(Website and app data records)
*** Block opens ***

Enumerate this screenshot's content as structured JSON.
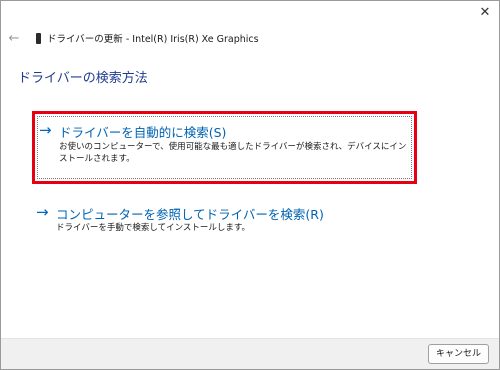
{
  "window": {
    "title": "ドライバーの更新 - Intel(R) Iris(R) Xe Graphics",
    "close_glyph": "✕",
    "back_glyph": "←",
    "device_icon": "display-adapter-icon"
  },
  "main": {
    "heading": "ドライバーの検索方法",
    "options": [
      {
        "arrow": "→",
        "label": "ドライバーを自動的に検索(S)",
        "description": "お使いのコンピューターで、使用可能な最も適したドライバーが検索され、デバイスにインストールされます。",
        "highlighted": true,
        "highlight_color": "#e60012"
      },
      {
        "arrow": "→",
        "label": "コンピューターを参照してドライバーを検索(R)",
        "description": "ドライバーを手動で検索してインストールします。"
      }
    ]
  },
  "footer": {
    "cancel_label": "キャンセル"
  },
  "colors": {
    "link": "#0063b1",
    "heading": "#1f3d8c",
    "footer_bg": "#f0f0f0"
  }
}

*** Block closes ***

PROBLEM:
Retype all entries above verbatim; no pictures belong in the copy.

EXERCISE RESPONSE:
Enumerate this screenshot's content as structured JSON.
{
  "window": {
    "title": "ドライバーの更新 - Intel(R) Iris(R) Xe Graphics",
    "close_glyph": "✕",
    "back_glyph": "←",
    "device_icon": "display-adapter-icon"
  },
  "main": {
    "heading": "ドライバーの検索方法",
    "options": [
      {
        "arrow": "→",
        "label": "ドライバーを自動的に検索(S)",
        "description": "お使いのコンピューターで、使用可能な最も適したドライバーが検索され、デバイスにインストールされます。",
        "highlighted": true,
        "highlight_color": "#e60012"
      },
      {
        "arrow": "→",
        "label": "コンピューターを参照してドライバーを検索(R)",
        "description": "ドライバーを手動で検索してインストールします。"
      }
    ]
  },
  "footer": {
    "cancel_label": "キャンセル"
  },
  "colors": {
    "link": "#0063b1",
    "heading": "#1f3d8c",
    "footer_bg": "#f0f0f0"
  }
}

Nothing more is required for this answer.